# RECORDS FOR THE TASK
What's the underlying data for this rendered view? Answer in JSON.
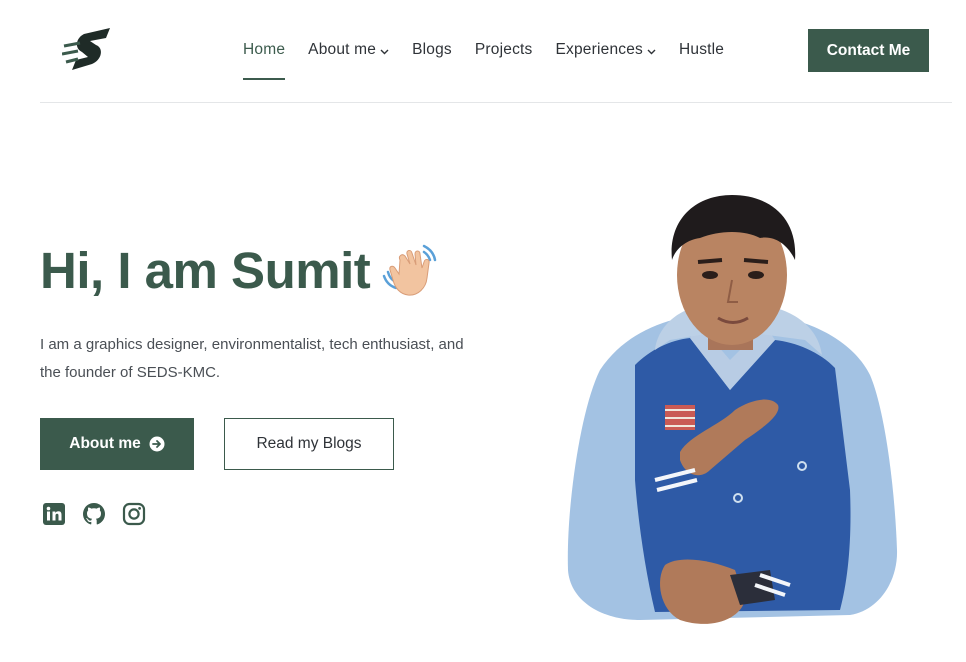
{
  "header": {
    "nav": [
      {
        "label": "Home",
        "active": true,
        "dropdown": false
      },
      {
        "label": "About me",
        "active": false,
        "dropdown": true
      },
      {
        "label": "Blogs",
        "active": false,
        "dropdown": false
      },
      {
        "label": "Projects",
        "active": false,
        "dropdown": false
      },
      {
        "label": "Experiences",
        "active": false,
        "dropdown": true
      },
      {
        "label": "Hustle",
        "active": false,
        "dropdown": false
      }
    ],
    "contact_label": "Contact Me"
  },
  "hero": {
    "title": "Hi, I am Sumit",
    "description": "I am a graphics designer, environmentalist, tech enthusiast, and the founder of SEDS-KMC.",
    "primary_button": "About me",
    "secondary_button": "Read my Blogs",
    "social_icons": [
      "linkedin-icon",
      "github-icon",
      "instagram-icon"
    ]
  },
  "colors": {
    "accent": "#3b5a4c",
    "text": "#2f3338",
    "divider": "#e4e6e8"
  }
}
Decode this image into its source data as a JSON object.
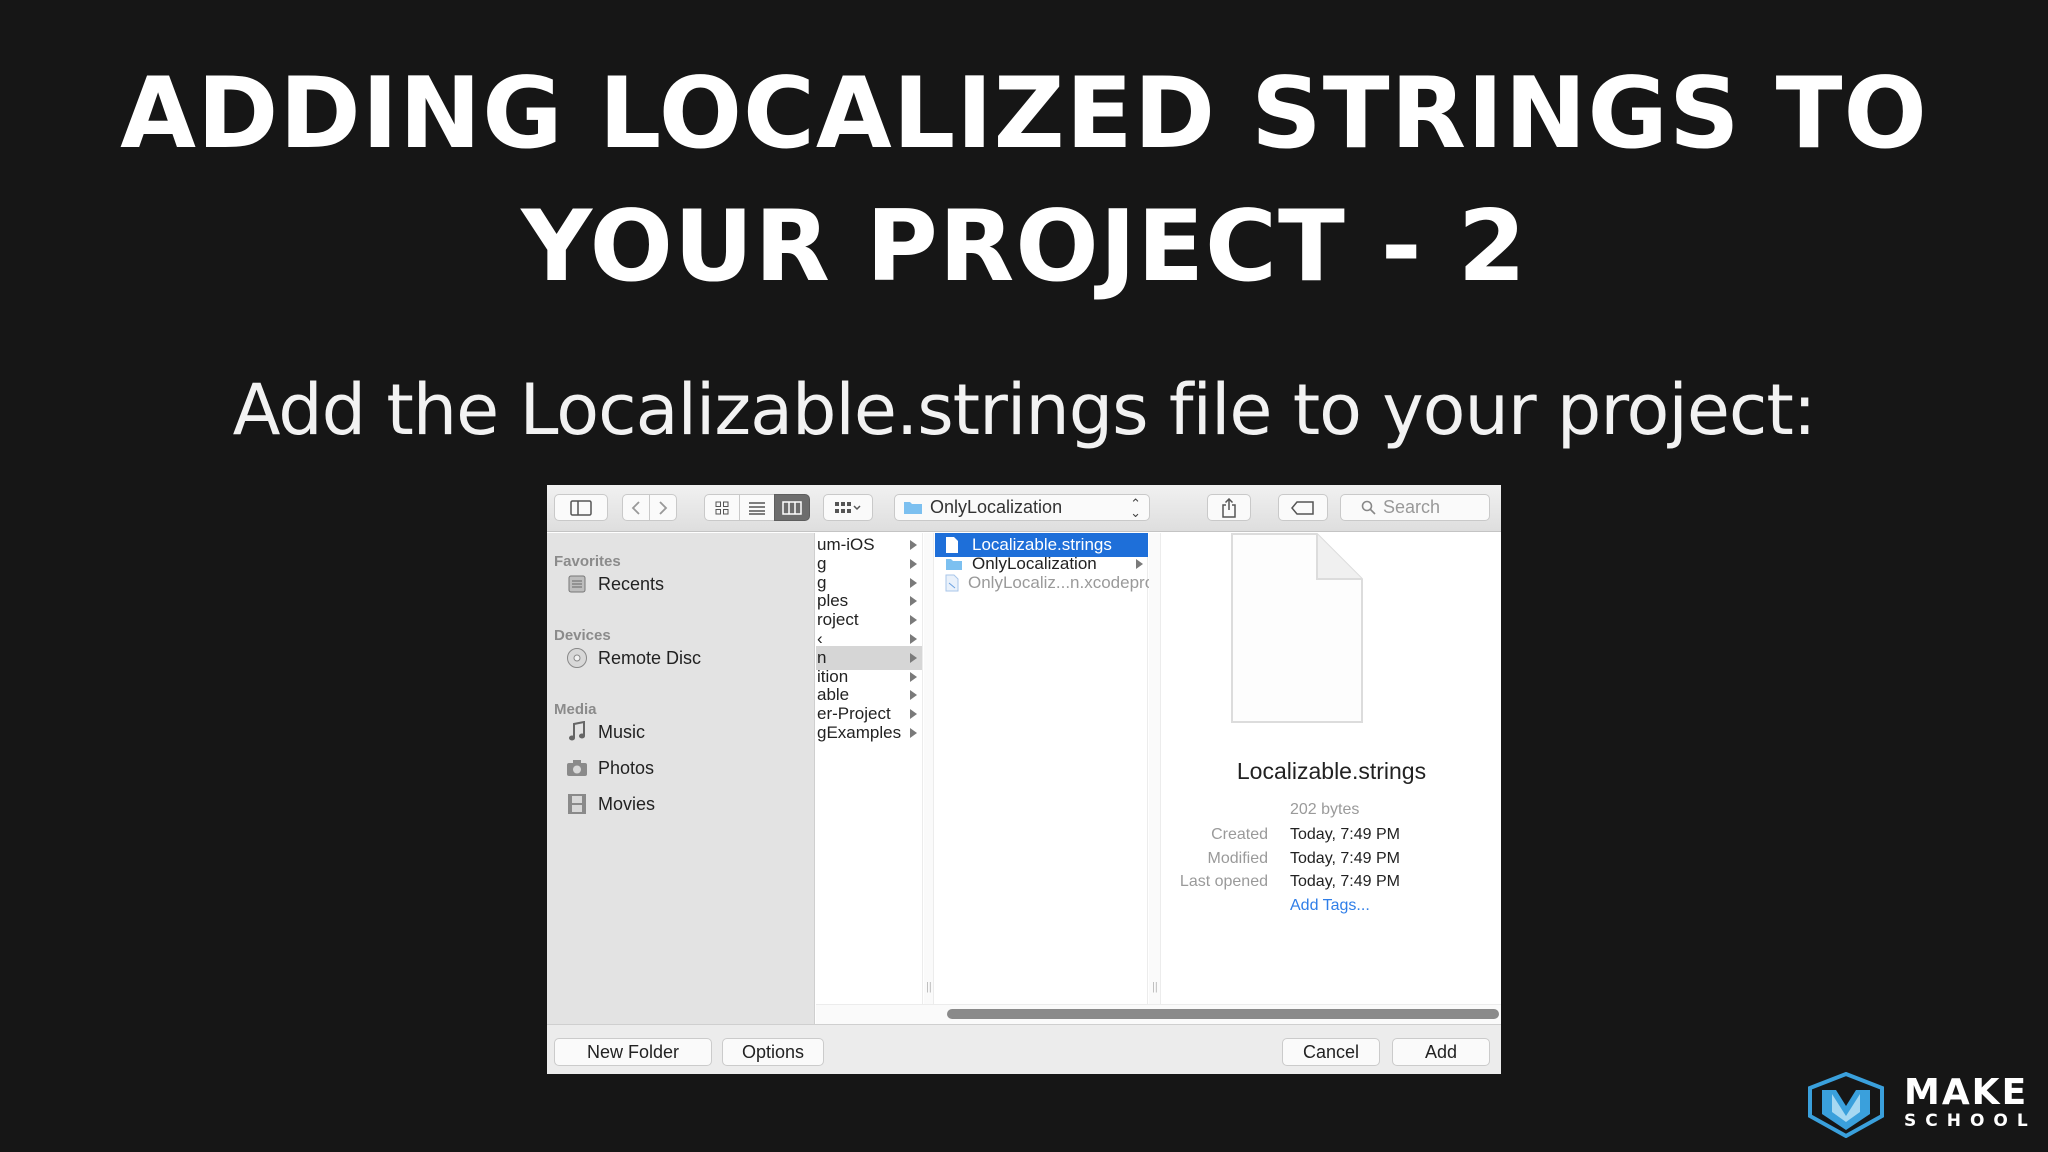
{
  "slide": {
    "title_line1": "ADDING LOCALIZED STRINGS TO",
    "title_line2": "YOUR PROJECT - 2",
    "subtitle": "Add the Localizable.strings file to your project:"
  },
  "toolbar": {
    "path_label": "OnlyLocalization",
    "search_placeholder": "Search",
    "view_mode_selected": "columns"
  },
  "sidebar": {
    "sections": [
      {
        "label": "Favorites",
        "items": [
          {
            "label": "Recents",
            "icon": "recents-icon"
          }
        ]
      },
      {
        "label": "Devices",
        "items": [
          {
            "label": "Remote Disc",
            "icon": "disc-icon"
          }
        ]
      },
      {
        "label": "Media",
        "items": [
          {
            "label": "Music",
            "icon": "music-icon"
          },
          {
            "label": "Photos",
            "icon": "camera-icon"
          },
          {
            "label": "Movies",
            "icon": "film-icon"
          }
        ]
      }
    ]
  },
  "column1": {
    "rows": [
      "um-iOS",
      "g",
      "g",
      "ples",
      "roject",
      "‹",
      "n",
      "ition",
      "able",
      "er-Project",
      "gExamples"
    ]
  },
  "column2": {
    "rows": [
      {
        "label": "Localizable.strings",
        "type": "file",
        "selected": true
      },
      {
        "label": "OnlyLocalization",
        "type": "folder",
        "selected": false
      },
      {
        "label": "OnlyLocaliz...n.xcodeproj",
        "type": "xcodeproj",
        "selected": false
      }
    ]
  },
  "preview": {
    "filename": "Localizable.strings",
    "size": "202 bytes",
    "created_label": "Created",
    "created_value": "Today, 7:49 PM",
    "modified_label": "Modified",
    "modified_value": "Today, 7:49 PM",
    "last_opened_label": "Last opened",
    "last_opened_value": "Today, 7:49 PM",
    "add_tags": "Add Tags..."
  },
  "bottom_bar": {
    "new_folder": "New Folder",
    "options": "Options",
    "cancel": "Cancel",
    "add": "Add"
  },
  "brand": {
    "line1": "MAKE",
    "line2": "SCHOOL",
    "accent": "#3aa0dc"
  },
  "colors": {
    "background": "#161616",
    "selection_blue": "#1e6fd9",
    "link_blue": "#2f7ee8"
  }
}
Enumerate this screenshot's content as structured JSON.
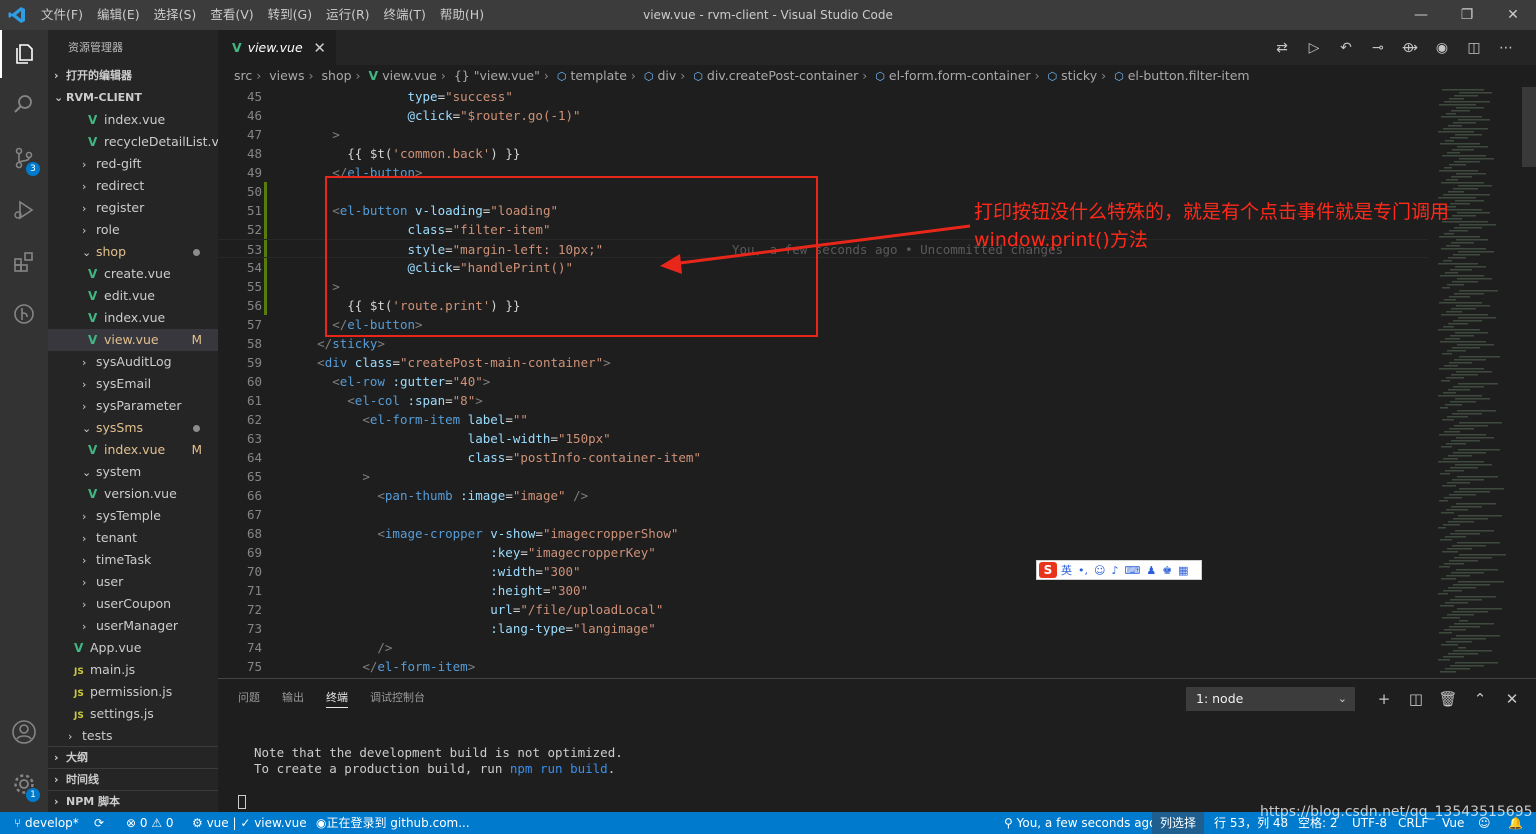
{
  "titlebar": {
    "menu": [
      "文件(F)",
      "编辑(E)",
      "选择(S)",
      "查看(V)",
      "转到(G)",
      "运行(R)",
      "终端(T)",
      "帮助(H)"
    ],
    "title": "view.vue - rvm-client - Visual Studio Code",
    "minimize": "—",
    "restore": "❐",
    "close": "✕"
  },
  "activity": {
    "scm_badge": "3",
    "settings_badge": "1"
  },
  "sidebar": {
    "title": "资源管理器",
    "open_editors": "打开的编辑器",
    "project": "RVM-CLIENT",
    "outline": "大纲",
    "timeline": "时间线",
    "npm": "NPM 脚本"
  },
  "tree": [
    {
      "label": "index.vue",
      "icon": "vue"
    },
    {
      "label": "recycleDetailList.v...",
      "icon": "vue"
    },
    {
      "label": "red-gift",
      "icon": "folder"
    },
    {
      "label": "redirect",
      "icon": "folder"
    },
    {
      "label": "register",
      "icon": "folder"
    },
    {
      "label": "role",
      "icon": "folder"
    },
    {
      "label": "shop",
      "icon": "folder-open"
    },
    {
      "label": "create.vue",
      "icon": "vue"
    },
    {
      "label": "edit.vue",
      "icon": "vue"
    },
    {
      "label": "index.vue",
      "icon": "vue"
    },
    {
      "label": "view.vue",
      "icon": "vue",
      "git": "M"
    },
    {
      "label": "sysAuditLog",
      "icon": "folder"
    },
    {
      "label": "sysEmail",
      "icon": "folder"
    },
    {
      "label": "sysParameter",
      "icon": "folder"
    },
    {
      "label": "sysSms",
      "icon": "folder-open"
    },
    {
      "label": "index.vue",
      "icon": "vue",
      "git": "M"
    },
    {
      "label": "system",
      "icon": "folder-open"
    },
    {
      "label": "version.vue",
      "icon": "vue"
    },
    {
      "label": "sysTemple",
      "icon": "folder"
    },
    {
      "label": "tenant",
      "icon": "folder"
    },
    {
      "label": "timeTask",
      "icon": "folder"
    },
    {
      "label": "user",
      "icon": "folder"
    },
    {
      "label": "userCoupon",
      "icon": "folder"
    },
    {
      "label": "userManager",
      "icon": "folder"
    },
    {
      "label": "App.vue",
      "icon": "vue"
    },
    {
      "label": "main.js",
      "icon": "js"
    },
    {
      "label": "permission.js",
      "icon": "js"
    },
    {
      "label": "settings.js",
      "icon": "js"
    },
    {
      "label": "tests",
      "icon": "folder"
    }
  ],
  "editor": {
    "tab_label": "view.vue",
    "tab_close": "✕",
    "breadcrumbs": [
      "src",
      "views",
      "shop",
      "view.vue",
      "\"view.vue\"",
      "template",
      "div",
      "div.createPost-container",
      "el-form.form-container",
      "sticky",
      "el-button.filter-item"
    ],
    "blame": "You, a few seconds ago • Uncommitted changes"
  },
  "code_lines": [
    {
      "n": "45",
      "t": "                  type=\"success\""
    },
    {
      "n": "46",
      "t": "                  @click=\"$router.go(-1)\""
    },
    {
      "n": "47",
      "t": "        >"
    },
    {
      "n": "48",
      "t": "          {{ $t('common.back') }}"
    },
    {
      "n": "49",
      "t": "        </el-button>"
    },
    {
      "n": "50",
      "t": ""
    },
    {
      "n": "51",
      "t": "        <el-button v-loading=\"loading\""
    },
    {
      "n": "52",
      "t": "                  class=\"filter-item\""
    },
    {
      "n": "53",
      "t": "                  style=\"margin-left: 10px;\""
    },
    {
      "n": "54",
      "t": "                  @click=\"handlePrint()\""
    },
    {
      "n": "55",
      "t": "        >"
    },
    {
      "n": "56",
      "t": "          {{ $t('route.print') }}"
    },
    {
      "n": "57",
      "t": "        </el-button>"
    },
    {
      "n": "58",
      "t": "      </sticky>"
    },
    {
      "n": "59",
      "t": "      <div class=\"createPost-main-container\">"
    },
    {
      "n": "60",
      "t": "        <el-row :gutter=\"40\">"
    },
    {
      "n": "61",
      "t": "          <el-col :span=\"8\">"
    },
    {
      "n": "62",
      "t": "            <el-form-item label=\"\""
    },
    {
      "n": "63",
      "t": "                          label-width=\"150px\""
    },
    {
      "n": "64",
      "t": "                          class=\"postInfo-container-item\""
    },
    {
      "n": "65",
      "t": "            >"
    },
    {
      "n": "66",
      "t": "              <pan-thumb :image=\"image\" />"
    },
    {
      "n": "67",
      "t": ""
    },
    {
      "n": "68",
      "t": "              <image-cropper v-show=\"imagecropperShow\""
    },
    {
      "n": "69",
      "t": "                             :key=\"imagecropperKey\""
    },
    {
      "n": "70",
      "t": "                             :width=\"300\""
    },
    {
      "n": "71",
      "t": "                             :height=\"300\""
    },
    {
      "n": "72",
      "t": "                             url=\"/file/uploadLocal\""
    },
    {
      "n": "73",
      "t": "                             :lang-type=\"langimage\""
    },
    {
      "n": "74",
      "t": "              />"
    },
    {
      "n": "75",
      "t": "            </el-form-item>"
    }
  ],
  "annotation": {
    "line1": "打印按钮没什么特殊的，就是有个点击事件就是专门调用",
    "line2": "window.print()方法",
    "color": "#ff2a1a"
  },
  "ime": {
    "logo": "S",
    "label": "英"
  },
  "panel": {
    "tabs": [
      "问题",
      "输出",
      "终端",
      "调试控制台"
    ],
    "active_tab": "终端",
    "terminal_select": "1: node",
    "terminal_lines": [
      "Note that the development build is not optimized.",
      "To create a production build, run "
    ],
    "terminal_cmd": "npm run build",
    "terminal_end": "."
  },
  "statusbar": {
    "branch": "develop*",
    "problems": "⊗ 0 ⚠ 0",
    "vue": "vue | ✓ view.vue",
    "github": "正在登录到 github.com...",
    "blame": "You, a few seconds ago",
    "column_select": "列选择",
    "position": "行 53，列 48",
    "spaces": "空格: 2",
    "encoding": "UTF-8",
    "eol": "CRLF",
    "language": "Vue",
    "bg_color": "#007acc"
  },
  "watermark": "https://blog.csdn.net/qq_13543515695"
}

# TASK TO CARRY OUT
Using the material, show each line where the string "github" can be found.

# COMPLETED EXERCISE
      "github-icon",
    "github": "正在登录到 github.com...",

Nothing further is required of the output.